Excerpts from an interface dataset
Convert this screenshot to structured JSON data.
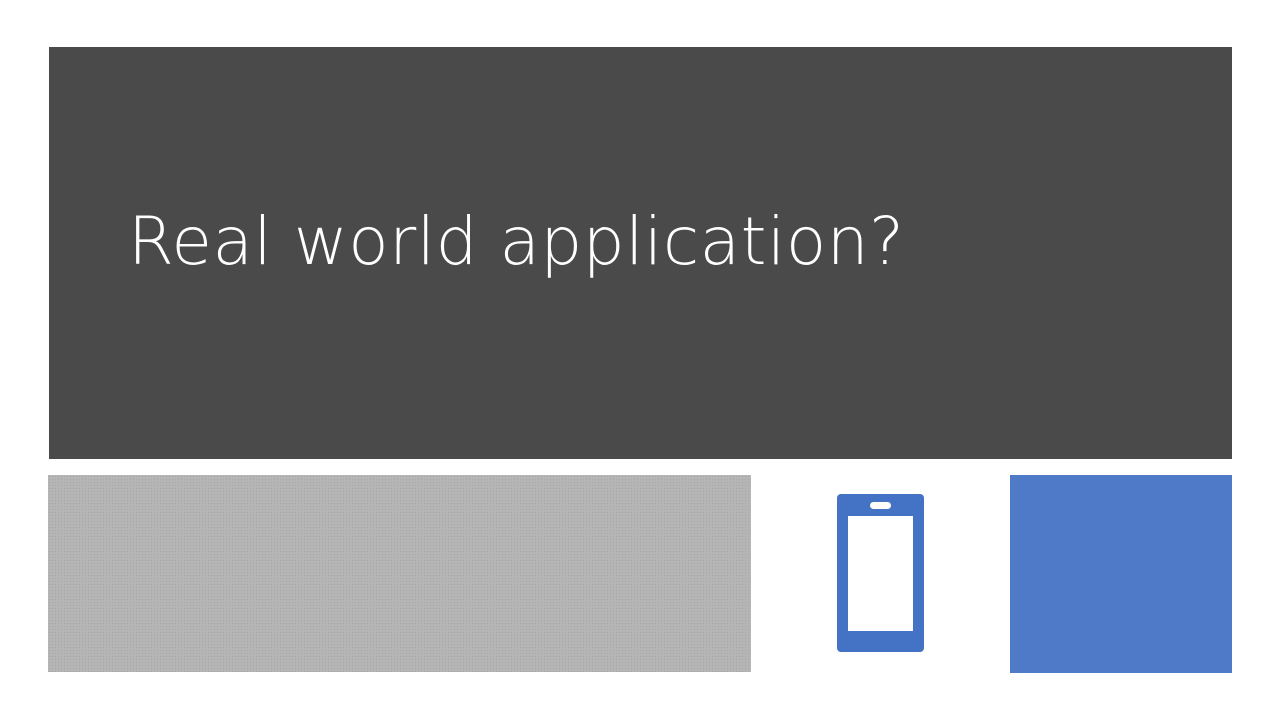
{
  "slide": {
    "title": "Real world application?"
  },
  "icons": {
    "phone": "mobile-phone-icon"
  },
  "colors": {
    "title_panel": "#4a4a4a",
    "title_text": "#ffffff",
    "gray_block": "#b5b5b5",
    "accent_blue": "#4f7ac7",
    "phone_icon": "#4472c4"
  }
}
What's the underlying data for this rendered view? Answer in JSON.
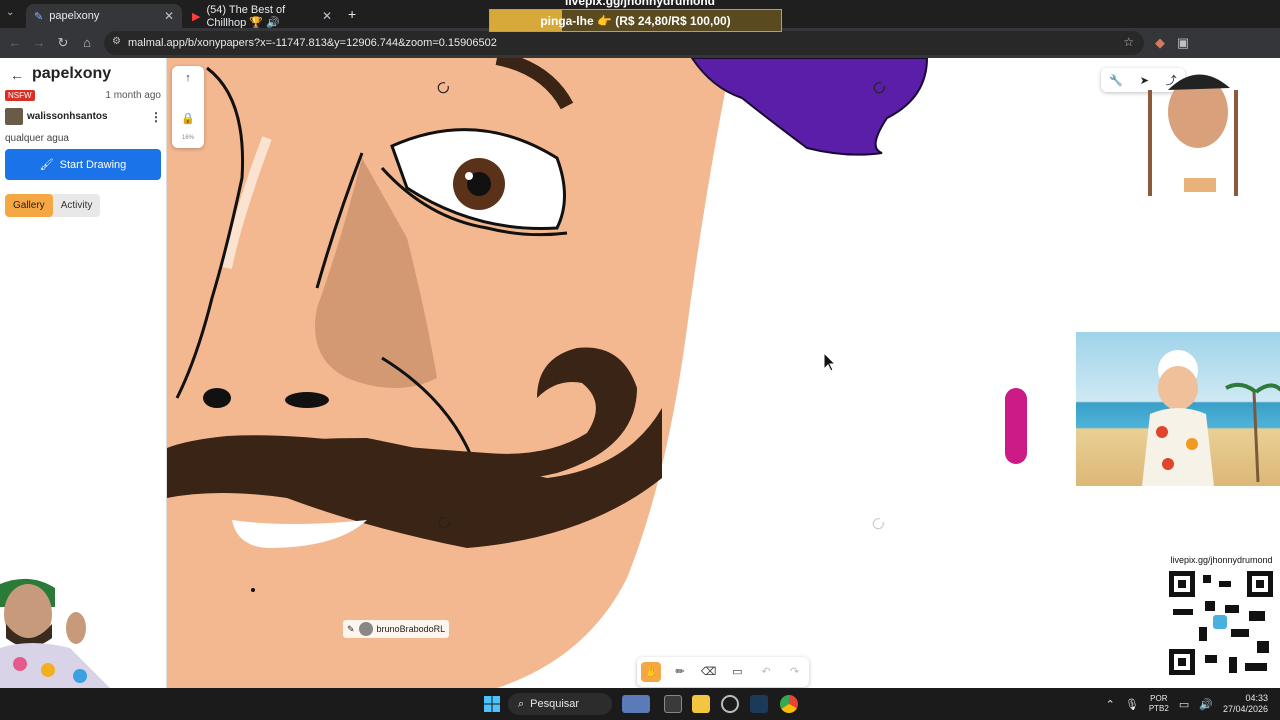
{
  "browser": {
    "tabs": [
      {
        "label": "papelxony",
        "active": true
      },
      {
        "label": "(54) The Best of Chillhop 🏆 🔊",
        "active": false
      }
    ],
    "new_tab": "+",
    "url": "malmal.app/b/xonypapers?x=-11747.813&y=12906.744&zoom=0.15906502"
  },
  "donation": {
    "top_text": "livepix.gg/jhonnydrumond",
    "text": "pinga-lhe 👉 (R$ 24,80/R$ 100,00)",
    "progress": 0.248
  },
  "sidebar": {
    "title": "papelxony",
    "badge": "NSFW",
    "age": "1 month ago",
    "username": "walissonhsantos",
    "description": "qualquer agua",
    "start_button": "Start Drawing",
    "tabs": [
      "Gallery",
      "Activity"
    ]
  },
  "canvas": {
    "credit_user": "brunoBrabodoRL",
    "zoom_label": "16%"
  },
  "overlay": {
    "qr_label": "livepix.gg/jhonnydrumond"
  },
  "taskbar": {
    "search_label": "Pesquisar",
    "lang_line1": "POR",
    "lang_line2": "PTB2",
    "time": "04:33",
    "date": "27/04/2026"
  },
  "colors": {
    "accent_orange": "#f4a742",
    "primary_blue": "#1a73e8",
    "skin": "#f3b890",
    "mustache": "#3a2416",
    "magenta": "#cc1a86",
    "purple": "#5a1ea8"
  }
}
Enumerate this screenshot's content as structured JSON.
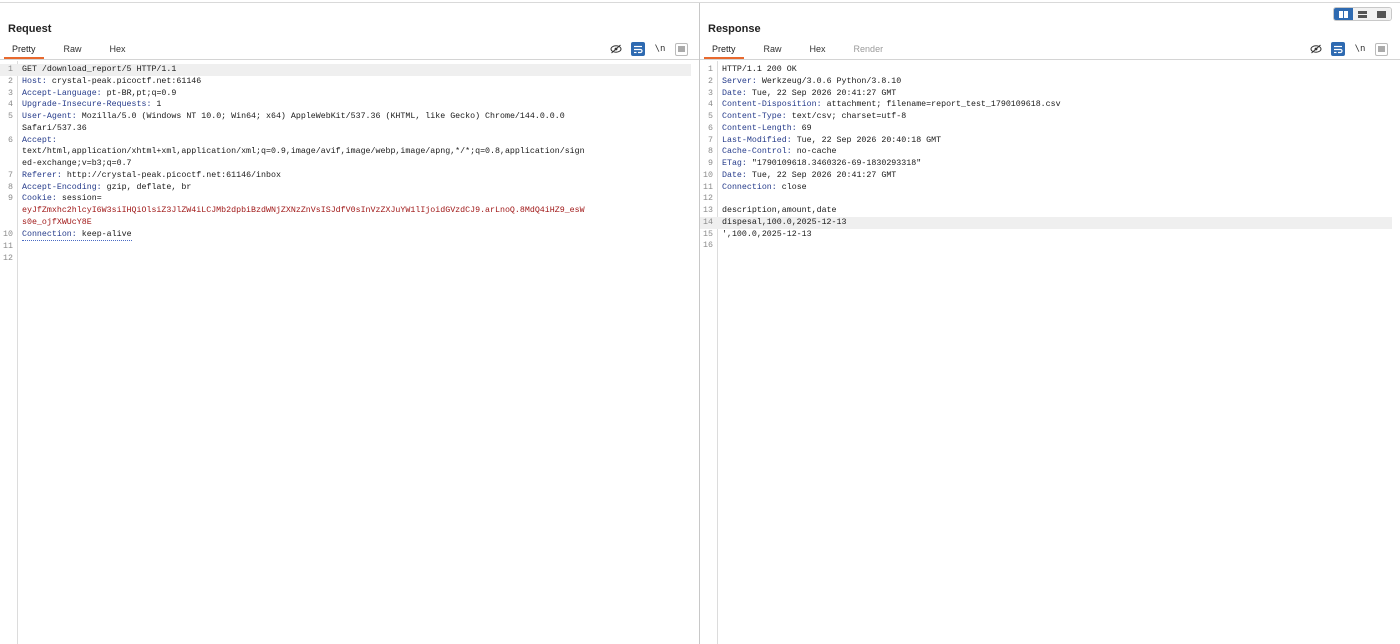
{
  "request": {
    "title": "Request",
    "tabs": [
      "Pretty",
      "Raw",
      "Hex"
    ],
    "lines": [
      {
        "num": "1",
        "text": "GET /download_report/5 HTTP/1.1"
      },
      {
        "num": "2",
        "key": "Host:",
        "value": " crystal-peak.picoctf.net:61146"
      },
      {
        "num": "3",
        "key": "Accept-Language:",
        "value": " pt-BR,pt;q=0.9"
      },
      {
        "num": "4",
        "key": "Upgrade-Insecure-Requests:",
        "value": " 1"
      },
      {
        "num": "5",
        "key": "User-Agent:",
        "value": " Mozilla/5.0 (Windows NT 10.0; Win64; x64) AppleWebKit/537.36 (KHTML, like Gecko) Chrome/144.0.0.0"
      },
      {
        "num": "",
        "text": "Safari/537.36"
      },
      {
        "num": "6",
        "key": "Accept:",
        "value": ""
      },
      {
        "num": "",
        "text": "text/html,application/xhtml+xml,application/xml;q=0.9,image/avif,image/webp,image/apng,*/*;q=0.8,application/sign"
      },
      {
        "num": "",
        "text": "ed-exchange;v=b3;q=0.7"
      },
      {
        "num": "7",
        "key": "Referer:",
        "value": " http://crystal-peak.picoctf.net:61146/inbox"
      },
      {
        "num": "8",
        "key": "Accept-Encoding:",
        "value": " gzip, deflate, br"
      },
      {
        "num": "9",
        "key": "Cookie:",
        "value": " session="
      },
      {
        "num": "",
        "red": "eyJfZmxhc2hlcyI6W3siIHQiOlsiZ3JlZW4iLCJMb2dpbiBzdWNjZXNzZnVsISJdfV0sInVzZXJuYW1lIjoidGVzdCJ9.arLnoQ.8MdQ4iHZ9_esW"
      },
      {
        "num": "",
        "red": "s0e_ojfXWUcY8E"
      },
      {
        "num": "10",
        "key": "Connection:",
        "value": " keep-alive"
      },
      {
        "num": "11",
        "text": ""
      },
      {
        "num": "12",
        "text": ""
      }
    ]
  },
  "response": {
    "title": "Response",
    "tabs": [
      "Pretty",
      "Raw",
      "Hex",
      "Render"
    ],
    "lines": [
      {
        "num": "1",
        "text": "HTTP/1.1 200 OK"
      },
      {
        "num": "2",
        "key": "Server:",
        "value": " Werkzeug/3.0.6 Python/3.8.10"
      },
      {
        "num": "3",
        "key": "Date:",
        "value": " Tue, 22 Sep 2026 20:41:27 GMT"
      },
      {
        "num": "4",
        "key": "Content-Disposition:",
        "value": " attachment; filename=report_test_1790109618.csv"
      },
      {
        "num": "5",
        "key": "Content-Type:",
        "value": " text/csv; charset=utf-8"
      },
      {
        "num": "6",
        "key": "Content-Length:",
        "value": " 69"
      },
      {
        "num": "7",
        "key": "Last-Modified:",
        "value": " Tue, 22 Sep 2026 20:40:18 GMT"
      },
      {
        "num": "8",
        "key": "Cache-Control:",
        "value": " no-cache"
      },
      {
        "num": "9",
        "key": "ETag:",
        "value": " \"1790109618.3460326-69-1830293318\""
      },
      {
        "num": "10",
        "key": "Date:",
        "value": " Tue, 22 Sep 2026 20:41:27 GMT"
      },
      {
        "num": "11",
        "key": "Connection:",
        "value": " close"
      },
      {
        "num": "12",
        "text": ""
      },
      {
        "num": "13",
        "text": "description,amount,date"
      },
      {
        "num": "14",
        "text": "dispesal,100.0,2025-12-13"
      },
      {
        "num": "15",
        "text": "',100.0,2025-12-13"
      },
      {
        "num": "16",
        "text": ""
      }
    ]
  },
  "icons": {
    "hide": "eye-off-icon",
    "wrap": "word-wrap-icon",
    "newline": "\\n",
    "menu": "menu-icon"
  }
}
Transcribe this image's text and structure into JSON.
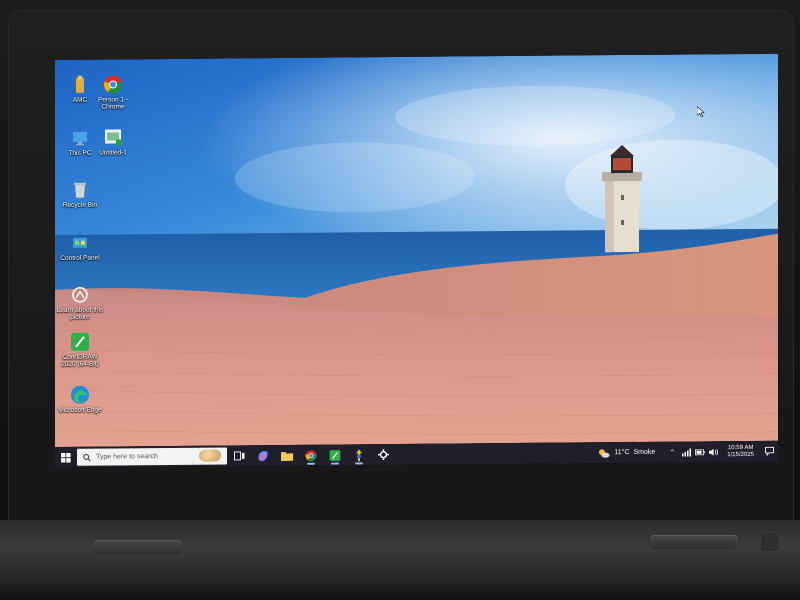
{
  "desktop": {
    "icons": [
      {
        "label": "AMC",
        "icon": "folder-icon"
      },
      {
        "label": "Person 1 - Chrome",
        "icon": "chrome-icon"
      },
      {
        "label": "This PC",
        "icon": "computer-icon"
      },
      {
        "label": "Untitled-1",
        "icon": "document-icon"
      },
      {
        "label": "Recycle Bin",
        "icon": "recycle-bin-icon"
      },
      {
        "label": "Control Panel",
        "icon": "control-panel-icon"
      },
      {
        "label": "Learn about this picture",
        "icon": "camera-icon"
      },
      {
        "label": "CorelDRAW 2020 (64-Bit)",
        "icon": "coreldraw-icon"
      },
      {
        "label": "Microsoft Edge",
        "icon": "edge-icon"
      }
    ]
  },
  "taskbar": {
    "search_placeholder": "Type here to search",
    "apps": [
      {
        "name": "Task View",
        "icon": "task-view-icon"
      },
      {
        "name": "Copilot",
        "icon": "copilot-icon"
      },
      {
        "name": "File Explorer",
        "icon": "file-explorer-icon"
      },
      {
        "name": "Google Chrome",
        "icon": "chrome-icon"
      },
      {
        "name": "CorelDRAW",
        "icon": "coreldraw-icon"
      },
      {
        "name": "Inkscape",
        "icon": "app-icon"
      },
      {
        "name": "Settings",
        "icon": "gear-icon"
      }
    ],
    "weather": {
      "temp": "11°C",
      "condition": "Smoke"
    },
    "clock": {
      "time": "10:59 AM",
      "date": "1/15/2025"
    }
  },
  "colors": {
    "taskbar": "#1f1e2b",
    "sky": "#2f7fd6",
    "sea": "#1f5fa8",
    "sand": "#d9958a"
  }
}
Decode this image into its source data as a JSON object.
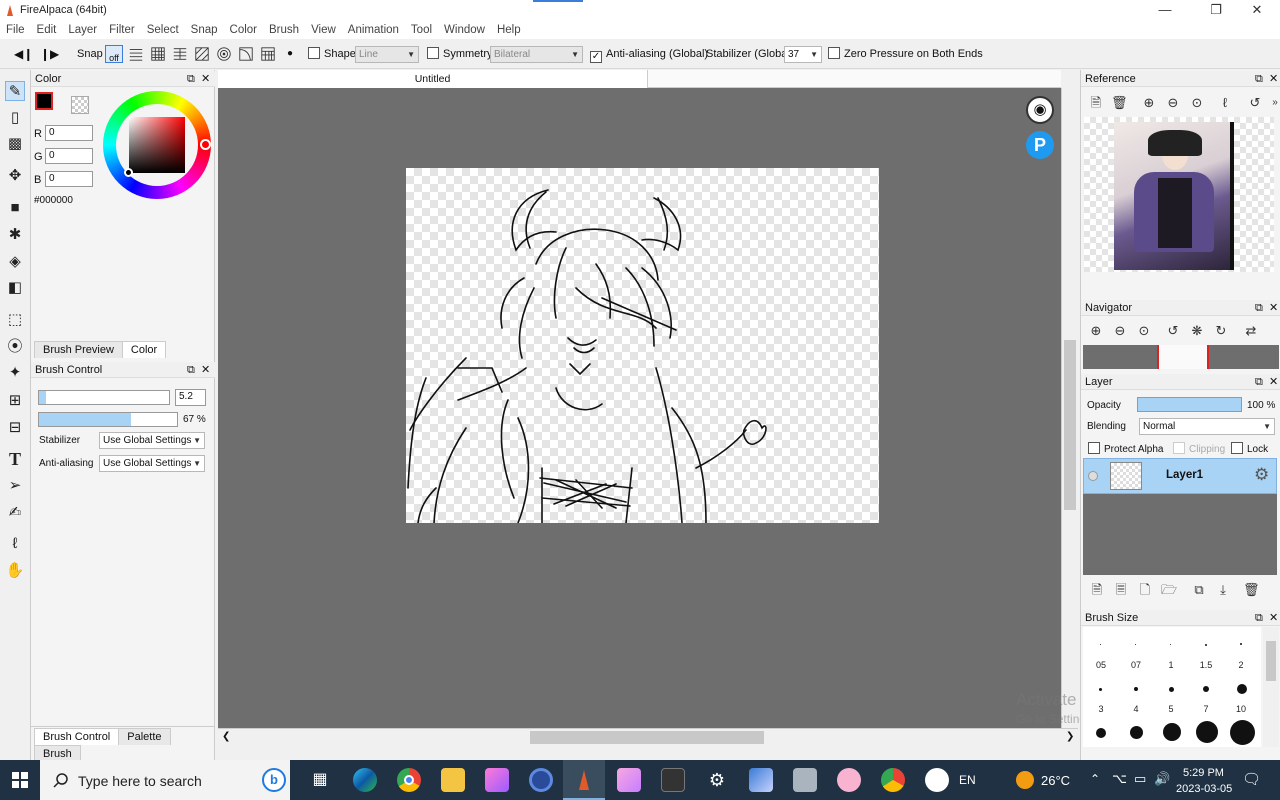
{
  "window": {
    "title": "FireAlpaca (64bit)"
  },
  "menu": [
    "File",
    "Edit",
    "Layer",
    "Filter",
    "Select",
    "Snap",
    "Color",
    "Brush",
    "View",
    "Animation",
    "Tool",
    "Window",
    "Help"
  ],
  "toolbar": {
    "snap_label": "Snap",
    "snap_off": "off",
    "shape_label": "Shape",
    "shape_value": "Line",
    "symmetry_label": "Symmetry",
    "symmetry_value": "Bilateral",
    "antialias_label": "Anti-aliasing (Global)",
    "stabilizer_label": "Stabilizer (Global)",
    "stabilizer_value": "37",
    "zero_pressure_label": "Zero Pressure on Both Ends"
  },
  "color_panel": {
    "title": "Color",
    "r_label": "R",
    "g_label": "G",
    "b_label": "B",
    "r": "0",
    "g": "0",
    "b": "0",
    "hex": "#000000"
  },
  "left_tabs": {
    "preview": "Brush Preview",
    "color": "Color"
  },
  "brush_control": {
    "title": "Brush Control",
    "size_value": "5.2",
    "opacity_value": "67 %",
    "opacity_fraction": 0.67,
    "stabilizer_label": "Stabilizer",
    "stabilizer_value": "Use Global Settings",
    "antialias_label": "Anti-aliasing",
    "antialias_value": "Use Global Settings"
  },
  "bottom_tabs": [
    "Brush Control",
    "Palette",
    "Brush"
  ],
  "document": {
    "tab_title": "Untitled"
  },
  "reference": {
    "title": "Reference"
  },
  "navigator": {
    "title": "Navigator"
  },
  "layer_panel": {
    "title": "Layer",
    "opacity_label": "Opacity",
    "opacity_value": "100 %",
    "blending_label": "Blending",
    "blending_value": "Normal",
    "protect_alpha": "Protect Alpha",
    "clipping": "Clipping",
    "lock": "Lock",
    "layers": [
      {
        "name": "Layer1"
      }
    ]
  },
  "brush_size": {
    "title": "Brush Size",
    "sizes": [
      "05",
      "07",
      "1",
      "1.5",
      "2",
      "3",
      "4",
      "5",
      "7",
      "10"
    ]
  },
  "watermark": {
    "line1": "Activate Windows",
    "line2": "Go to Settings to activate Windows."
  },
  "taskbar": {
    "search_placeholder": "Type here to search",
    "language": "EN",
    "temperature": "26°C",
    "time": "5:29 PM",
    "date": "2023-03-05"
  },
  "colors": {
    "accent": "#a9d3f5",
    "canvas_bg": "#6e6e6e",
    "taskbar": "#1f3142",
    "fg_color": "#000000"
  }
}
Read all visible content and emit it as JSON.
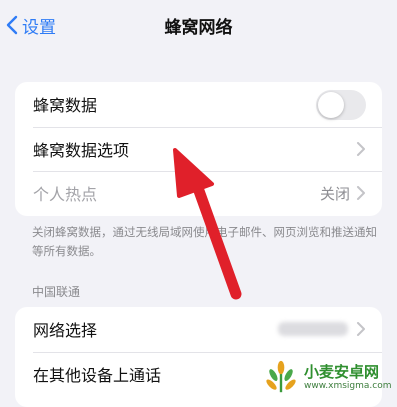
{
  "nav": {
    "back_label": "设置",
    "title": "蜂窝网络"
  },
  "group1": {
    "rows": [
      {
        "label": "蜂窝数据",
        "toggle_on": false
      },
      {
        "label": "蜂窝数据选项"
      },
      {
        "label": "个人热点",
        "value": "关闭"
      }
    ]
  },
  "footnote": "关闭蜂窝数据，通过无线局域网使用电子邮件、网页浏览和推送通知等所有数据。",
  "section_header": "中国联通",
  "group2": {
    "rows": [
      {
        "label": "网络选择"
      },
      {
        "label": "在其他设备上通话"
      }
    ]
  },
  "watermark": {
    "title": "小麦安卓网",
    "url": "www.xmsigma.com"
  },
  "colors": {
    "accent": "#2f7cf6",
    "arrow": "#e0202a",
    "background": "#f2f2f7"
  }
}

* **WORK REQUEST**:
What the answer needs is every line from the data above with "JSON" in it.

* **SOLUTION TO THIS PROBLEM**:
Convert this screenshot to structured JSON data.
What's the underlying data for this rendered view? Answer in JSON.
Enumerate this screenshot's content as structured JSON.
Transcribe this image's text and structure into JSON.
Decode this image into its source data as a JSON object.
Read all visible content and emit it as JSON.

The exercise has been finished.